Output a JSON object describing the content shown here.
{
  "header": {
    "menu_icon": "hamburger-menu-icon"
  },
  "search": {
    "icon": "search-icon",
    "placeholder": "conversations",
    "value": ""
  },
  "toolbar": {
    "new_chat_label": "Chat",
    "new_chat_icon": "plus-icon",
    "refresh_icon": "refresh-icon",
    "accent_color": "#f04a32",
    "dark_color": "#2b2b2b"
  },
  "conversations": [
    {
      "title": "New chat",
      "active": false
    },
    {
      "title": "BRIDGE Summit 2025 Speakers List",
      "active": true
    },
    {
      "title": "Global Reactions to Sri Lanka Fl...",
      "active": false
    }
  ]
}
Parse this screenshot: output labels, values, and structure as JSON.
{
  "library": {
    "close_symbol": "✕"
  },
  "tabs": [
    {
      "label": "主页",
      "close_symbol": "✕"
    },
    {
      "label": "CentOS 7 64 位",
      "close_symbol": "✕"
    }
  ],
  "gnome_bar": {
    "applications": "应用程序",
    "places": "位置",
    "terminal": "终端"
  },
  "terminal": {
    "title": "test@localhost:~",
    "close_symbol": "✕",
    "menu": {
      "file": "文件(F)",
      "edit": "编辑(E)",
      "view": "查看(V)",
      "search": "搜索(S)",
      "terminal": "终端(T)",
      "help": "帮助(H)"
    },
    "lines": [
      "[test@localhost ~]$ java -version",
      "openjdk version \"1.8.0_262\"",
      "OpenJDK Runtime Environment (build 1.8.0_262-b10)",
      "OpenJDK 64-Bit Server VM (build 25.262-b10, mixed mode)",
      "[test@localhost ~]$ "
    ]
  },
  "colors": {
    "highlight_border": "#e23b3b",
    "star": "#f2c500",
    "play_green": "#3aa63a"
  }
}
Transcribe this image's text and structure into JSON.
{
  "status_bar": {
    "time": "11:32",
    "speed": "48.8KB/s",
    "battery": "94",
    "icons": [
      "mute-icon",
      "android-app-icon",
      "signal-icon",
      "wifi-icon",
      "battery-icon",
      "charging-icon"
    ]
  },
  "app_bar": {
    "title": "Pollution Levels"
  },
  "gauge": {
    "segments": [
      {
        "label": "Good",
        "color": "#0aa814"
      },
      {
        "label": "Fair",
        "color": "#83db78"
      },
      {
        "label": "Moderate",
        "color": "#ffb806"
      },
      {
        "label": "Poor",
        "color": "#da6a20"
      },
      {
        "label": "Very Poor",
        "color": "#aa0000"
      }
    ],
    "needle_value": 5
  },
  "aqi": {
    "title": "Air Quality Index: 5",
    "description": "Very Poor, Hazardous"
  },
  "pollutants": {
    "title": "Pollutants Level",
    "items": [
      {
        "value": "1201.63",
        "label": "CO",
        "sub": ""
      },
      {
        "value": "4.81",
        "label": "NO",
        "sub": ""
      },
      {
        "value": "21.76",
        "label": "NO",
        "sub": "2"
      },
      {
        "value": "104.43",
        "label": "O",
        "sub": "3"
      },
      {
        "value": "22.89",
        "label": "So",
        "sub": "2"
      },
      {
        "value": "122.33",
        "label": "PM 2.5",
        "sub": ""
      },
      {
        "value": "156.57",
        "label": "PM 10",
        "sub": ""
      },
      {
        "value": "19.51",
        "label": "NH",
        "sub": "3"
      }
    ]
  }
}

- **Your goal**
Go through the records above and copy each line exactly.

- **Exercise response**
Output a JSON object describing the content shown here.
{
  "header": {
    "menu_icon": "hamburger-menu-icon"
  },
  "search": {
    "icon": "search-icon",
    "placeholder": "conversations",
    "value": ""
  },
  "toolbar": {
    "new_chat_label": "Chat",
    "new_chat_icon": "plus-icon",
    "refresh_icon": "refresh-icon",
    "accent_color": "#f04a32",
    "dark_color": "#2b2b2b"
  },
  "conversations": [
    {
      "title": "New chat",
      "active": false
    },
    {
      "title": "BRIDGE Summit 2025 Speakers List",
      "active": true
    },
    {
      "title": "Global Reactions to Sri Lanka Fl...",
      "active": false
    }
  ]
}
Parse this screenshot: output labels, values, and structure as JSON.
{
  "library": {
    "close_symbol": "✕"
  },
  "tabs": [
    {
      "label": "主页",
      "close_symbol": "✕"
    },
    {
      "label": "CentOS 7 64 位",
      "close_symbol": "✕"
    }
  ],
  "gnome_bar": {
    "applications": "应用程序",
    "places": "位置",
    "terminal": "终端"
  },
  "terminal": {
    "title": "test@localhost:~",
    "close_symbol": "✕",
    "menu": {
      "file": "文件(F)",
      "edit": "编辑(E)",
      "view": "查看(V)",
      "search": "搜索(S)",
      "terminal": "终端(T)",
      "help": "帮助(H)"
    },
    "lines": [
      "[test@localhost ~]$ java -version",
      "openjdk version \"1.8.0_262\"",
      "OpenJDK Runtime Environment (build 1.8.0_262-b10)",
      "OpenJDK 64-Bit Server VM (build 25.262-b10, mixed mode)",
      "[test@localhost ~]$ "
    ]
  },
  "colors": {
    "highlight_border": "#e23b3b",
    "star": "#f2c500",
    "play_green": "#3aa63a"
  }
}
Transcribe this image's text and structure into JSON.
{
  "status_bar": {
    "time": "11:32",
    "speed": "48.8KB/s",
    "battery": "94",
    "icons": [
      "mute-icon",
      "android-app-icon",
      "signal-icon",
      "wifi-icon",
      "battery-icon",
      "charging-icon"
    ]
  },
  "app_bar": {
    "title": "Pollution Levels"
  },
  "gauge": {
    "segments": [
      {
        "label": "Good",
        "color": "#0aa814"
      },
      {
        "label": "Fair",
        "color": "#83db78"
      },
      {
        "label": "Moderate",
        "color": "#ffb806"
      },
      {
        "label": "Poor",
        "color": "#da6a20"
      },
      {
        "label": "Very Poor",
        "color": "#aa0000"
      }
    ],
    "needle_value": 5
  },
  "aqi": {
    "title": "Air Quality Index: 5",
    "description": "Very Poor, Hazardous"
  },
  "pollutants": {
    "title": "Pollutants Level",
    "items": [
      {
        "value": "1201.63",
        "label": "CO",
        "sub": ""
      },
      {
        "value": "4.81",
        "label": "NO",
        "sub": ""
      },
      {
        "value": "21.76",
        "label": "NO",
        "sub": "2"
      },
      {
        "value": "104.43",
        "label": "O",
        "sub": "3"
      },
      {
        "value": "22.89",
        "label": "So",
        "sub": "2"
      },
      {
        "value": "122.33",
        "label": "PM 2.5",
        "sub": ""
      },
      {
        "value": "156.57",
        "label": "PM 10",
        "sub": ""
      },
      {
        "value": "19.51",
        "label": "NH",
        "sub": "3"
      }
    ]
  }
}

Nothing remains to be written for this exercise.